Always helpless, always asking for our protection, books and paintings are full of boys. I once read that Lady Di’s success was in her photos, impossible to take a bad photo of her because her helpless image aroused in the spectator the need to be her friend. The same happens with children main characters, when the book ends we continue having the need to be at their side.
Bartolomé Esteban Murillo, a Baroque Spanish painter, knew it. He worked for the Church and nobles but, in spite of it, whenever he could he transformed Virgins, Madeleines and Saints into girls and boys, preferably poor children… still more helpless.
From Bartolomé Esteban Murillo to Mark Twain exits a gap of centuries and countries. But Twain also understood how a child catch our feelings and imagination. “The adventures of Tom Sawyer” have been a best-seller from its publication in 1876 but his next novel (continuation of this one), “Adventures of Huckleberry Finn”, it was a major success since Huck is much more helpless than Tom as well as his problems and sufferings.
How many comics, films or cartoons have been made of both books? Countless.
Psychologists used to say the worst time for a person is adolescence, when all the contradictions are present. Maybe, but if you need a living, if you don’t have food or a place to rest or an adult who takes care of you: then, childhood is worst, and readers or spectators feel into the skin of this scabby cripple boys who are eating melon or bread in Murillo’s paintings.
Recently, other children main characters have had great success: “Harry Potter”, “The boy in the Striped Pajamas” or even “Millenium”, because what moves us of Lisbeth Salander is her childhood, not her present of strong clever woman.
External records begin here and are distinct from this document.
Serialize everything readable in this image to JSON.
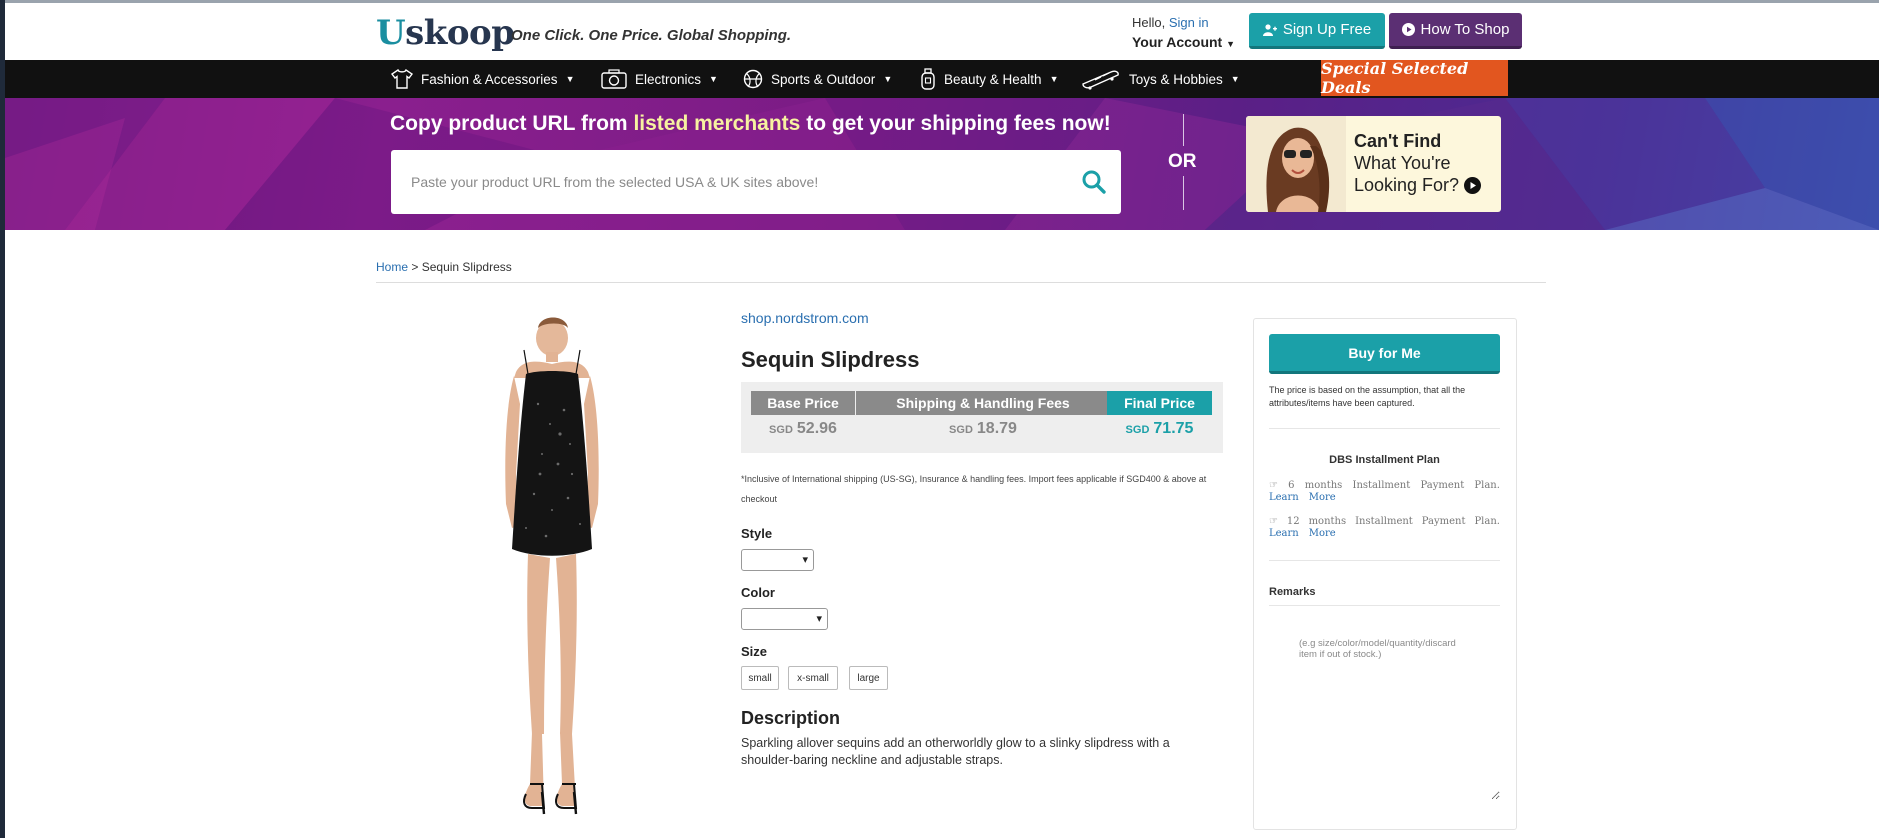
{
  "header": {
    "logo_first": "U",
    "logo_rest": "skoop",
    "tagline": "One Click. One Price. Global Shopping.",
    "hello_prefix": "Hello,",
    "sign_in": "Sign in",
    "account": "Your Account",
    "signup_label": "Sign Up Free",
    "howto_label": "How To Shop"
  },
  "nav": {
    "items": [
      {
        "label": "Fashion & Accessories",
        "icon": "tshirt-icon"
      },
      {
        "label": "Electronics",
        "icon": "camera-icon"
      },
      {
        "label": "Sports & Outdoor",
        "icon": "basketball-icon"
      },
      {
        "label": "Beauty & Health",
        "icon": "lotion-bottle-icon"
      },
      {
        "label": "Toys & Hobbies",
        "icon": "skateboard-icon"
      }
    ],
    "deals_label": "Special Selected Deals"
  },
  "banner": {
    "title_part1": "Copy product URL from",
    "title_highlight": "listed merchants",
    "title_part2": "to get your shipping fees now!",
    "search_placeholder": "Paste your product URL from the selected USA & UK sites above!",
    "or_label": "OR",
    "cantfind_line1": "Can't Find",
    "cantfind_line2": "What You're",
    "cantfind_line3": "Looking For?"
  },
  "breadcrumb": {
    "home": "Home",
    "separator": ">",
    "current": "Sequin Slipdress"
  },
  "product": {
    "merchant": "shop.nordstrom.com",
    "title": "Sequin Slipdress",
    "price_headers": {
      "base": "Base Price",
      "shipping": "Shipping & Handling Fees",
      "final": "Final Price"
    },
    "currency": "SGD",
    "base_price": "52.96",
    "shipping_price": "18.79",
    "final_price": "71.75",
    "footnote": "*Inclusive of International shipping (US-SG), Insurance & handling fees. Import fees applicable if SGD400 & above at checkout",
    "style_label": "Style",
    "color_label": "Color",
    "size_label": "Size",
    "sizes": [
      "small",
      "x-small",
      "large"
    ],
    "description_heading": "Description",
    "description": "Sparkling allover sequins add an otherworldly glow to a slinky slipdress with a shoulder-baring neckline and adjustable straps."
  },
  "panel": {
    "buy_label": "Buy for Me",
    "assumption": "The price is based on the assumption, that all the attributes/items have been captured.",
    "dbs_title": "DBS Installment Plan",
    "installments": [
      {
        "months": "6",
        "word1": "months",
        "word2": "Installment",
        "word3": "Payment",
        "word4": "Plan.",
        "learn": "Learn",
        "more": "More"
      },
      {
        "months": "12",
        "word1": "months",
        "word2": "Installment",
        "word3": "Payment",
        "word4": "Plan.",
        "learn": "Learn",
        "more": "More"
      }
    ],
    "remarks_label": "Remarks",
    "remarks_placeholder": "(e.g size/color/model/quantity/discard item if out of stock.)"
  },
  "colors": {
    "teal": "#1ba0a8",
    "purple": "#5b2f73",
    "deals_orange": "#e2561f",
    "link_blue": "#2a6fb0"
  }
}
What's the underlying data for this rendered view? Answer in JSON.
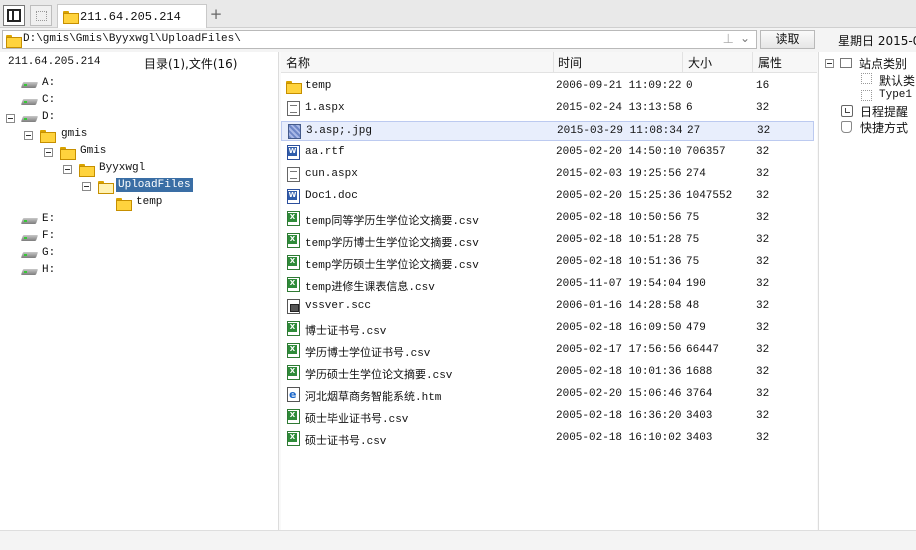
{
  "tabs": {
    "active_title": "211.64.205.214",
    "add_label": "+"
  },
  "address": {
    "path": "D:\\gmis\\Gmis\\Byyxwgl\\UploadFiles\\",
    "pin_glyph": "⊥",
    "read_button": "读取",
    "date_label": "星期日 2015-0"
  },
  "left": {
    "host": "211.64.205.214",
    "summary": "目录(1),文件(16)",
    "tree": [
      "A:",
      "C:",
      "D:",
      "gmis",
      "Gmis",
      "Byyxwgl",
      "UploadFiles",
      "temp",
      "E:",
      "F:",
      "G:",
      "H:"
    ]
  },
  "list": {
    "headers": {
      "name": "名称",
      "time": "时间",
      "size": "大小",
      "attr": "属性"
    },
    "rows": [
      {
        "icon": "folder-icon",
        "name": "temp",
        "time": "2006-09-21 11:09:22",
        "size": "0",
        "attr": "16"
      },
      {
        "icon": "text-file-icon",
        "name": "1.aspx",
        "time": "2015-02-24 13:13:58",
        "size": "6",
        "attr": "32"
      },
      {
        "icon": "image-file-icon",
        "name": "3.asp;.jpg",
        "time": "2015-03-29 11:08:34",
        "size": "27",
        "attr": "32",
        "selected": true
      },
      {
        "icon": "word-file-icon",
        "name": "aa.rtf",
        "time": "2005-02-20 14:50:10",
        "size": "706357",
        "attr": "32"
      },
      {
        "icon": "text-file-icon",
        "name": "cun.aspx",
        "time": "2015-02-03 19:25:56",
        "size": "274",
        "attr": "32"
      },
      {
        "icon": "word-file-icon",
        "name": "Doc1.doc",
        "time": "2005-02-20 15:25:36",
        "size": "1047552",
        "attr": "32"
      },
      {
        "icon": "excel-file-icon",
        "name": "temp同等学历生学位论文摘要.csv",
        "time": "2005-02-18 10:50:56",
        "size": "75",
        "attr": "32"
      },
      {
        "icon": "excel-file-icon",
        "name": "temp学历博士生学位论文摘要.csv",
        "time": "2005-02-18 10:51:28",
        "size": "75",
        "attr": "32"
      },
      {
        "icon": "excel-file-icon",
        "name": "temp学历硕士生学位论文摘要.csv",
        "time": "2005-02-18 10:51:36",
        "size": "75",
        "attr": "32"
      },
      {
        "icon": "excel-file-icon",
        "name": "temp进修生课表信息.csv",
        "time": "2005-11-07 19:54:04",
        "size": "190",
        "attr": "32"
      },
      {
        "icon": "system-file-icon",
        "name": "vssver.scc",
        "time": "2006-01-16 14:28:58",
        "size": "48",
        "attr": "32"
      },
      {
        "icon": "excel-file-icon",
        "name": "博士证书号.csv",
        "time": "2005-02-18 16:09:50",
        "size": "479",
        "attr": "32"
      },
      {
        "icon": "excel-file-icon",
        "name": "学历博士学位证书号.csv",
        "time": "2005-02-17 17:56:56",
        "size": "66447",
        "attr": "32"
      },
      {
        "icon": "excel-file-icon",
        "name": "学历硕士生学位论文摘要.csv",
        "time": "2005-02-18 10:01:36",
        "size": "1688",
        "attr": "32"
      },
      {
        "icon": "html-file-icon",
        "name": "河北烟草商务智能系统.htm",
        "time": "2005-02-20 15:06:46",
        "size": "3764",
        "attr": "32"
      },
      {
        "icon": "excel-file-icon",
        "name": "硕士毕业证书号.csv",
        "time": "2005-02-18 16:36:20",
        "size": "3403",
        "attr": "32"
      },
      {
        "icon": "excel-file-icon",
        "name": "硕士证书号.csv",
        "time": "2005-02-18 16:10:02",
        "size": "3403",
        "attr": "32"
      }
    ]
  },
  "right": {
    "items": [
      "站点类别",
      "默认类",
      "Type1",
      "日程提醒",
      "快捷方式"
    ]
  }
}
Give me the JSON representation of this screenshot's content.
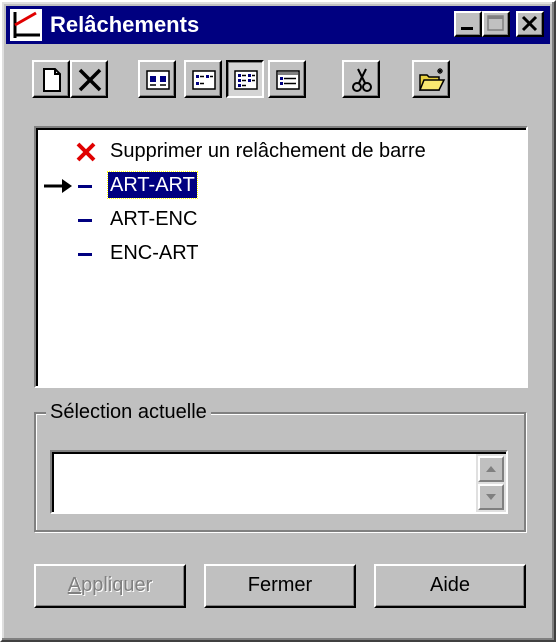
{
  "window": {
    "title": "Relâchements",
    "controls": [
      "minimize-icon",
      "maximize-icon",
      "close-icon"
    ]
  },
  "toolbar": {
    "buttons": [
      {
        "icon": "new-document-icon"
      },
      {
        "icon": "delete-x-icon"
      },
      {
        "icon": "large-icons-view-icon"
      },
      {
        "icon": "small-icons-view-icon"
      },
      {
        "icon": "list-view-icon",
        "pressed": true
      },
      {
        "icon": "details-view-icon"
      },
      {
        "icon": "scissors-icon"
      },
      {
        "icon": "open-folder-icon"
      }
    ]
  },
  "list": {
    "items": [
      {
        "label": "Supprimer un relâchement de barre",
        "icon": "red-x-icon"
      },
      {
        "label": "ART-ART",
        "icon": "dash-icon",
        "selected": true,
        "current_marker": "arrow-icon"
      },
      {
        "label": "ART-ENC",
        "icon": "dash-icon"
      },
      {
        "label": "ENC-ART",
        "icon": "dash-icon"
      }
    ]
  },
  "current_selection": {
    "group_label": "Sélection actuelle",
    "value": ""
  },
  "buttons": {
    "apply_first": "A",
    "apply_rest": "ppliquer",
    "close": "Fermer",
    "help": "Aide"
  },
  "colors": {
    "title_bar": "#000080",
    "delete_red": "#e00000",
    "dash_blue": "#000080",
    "face": "#c0c0c0"
  }
}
I am going to read “Oliver Twist” by Dickens again and maybe “Alice in Wonderland”. Perhaps I will find inspiration and I can write about a child and I will be famous.
Written by John Glass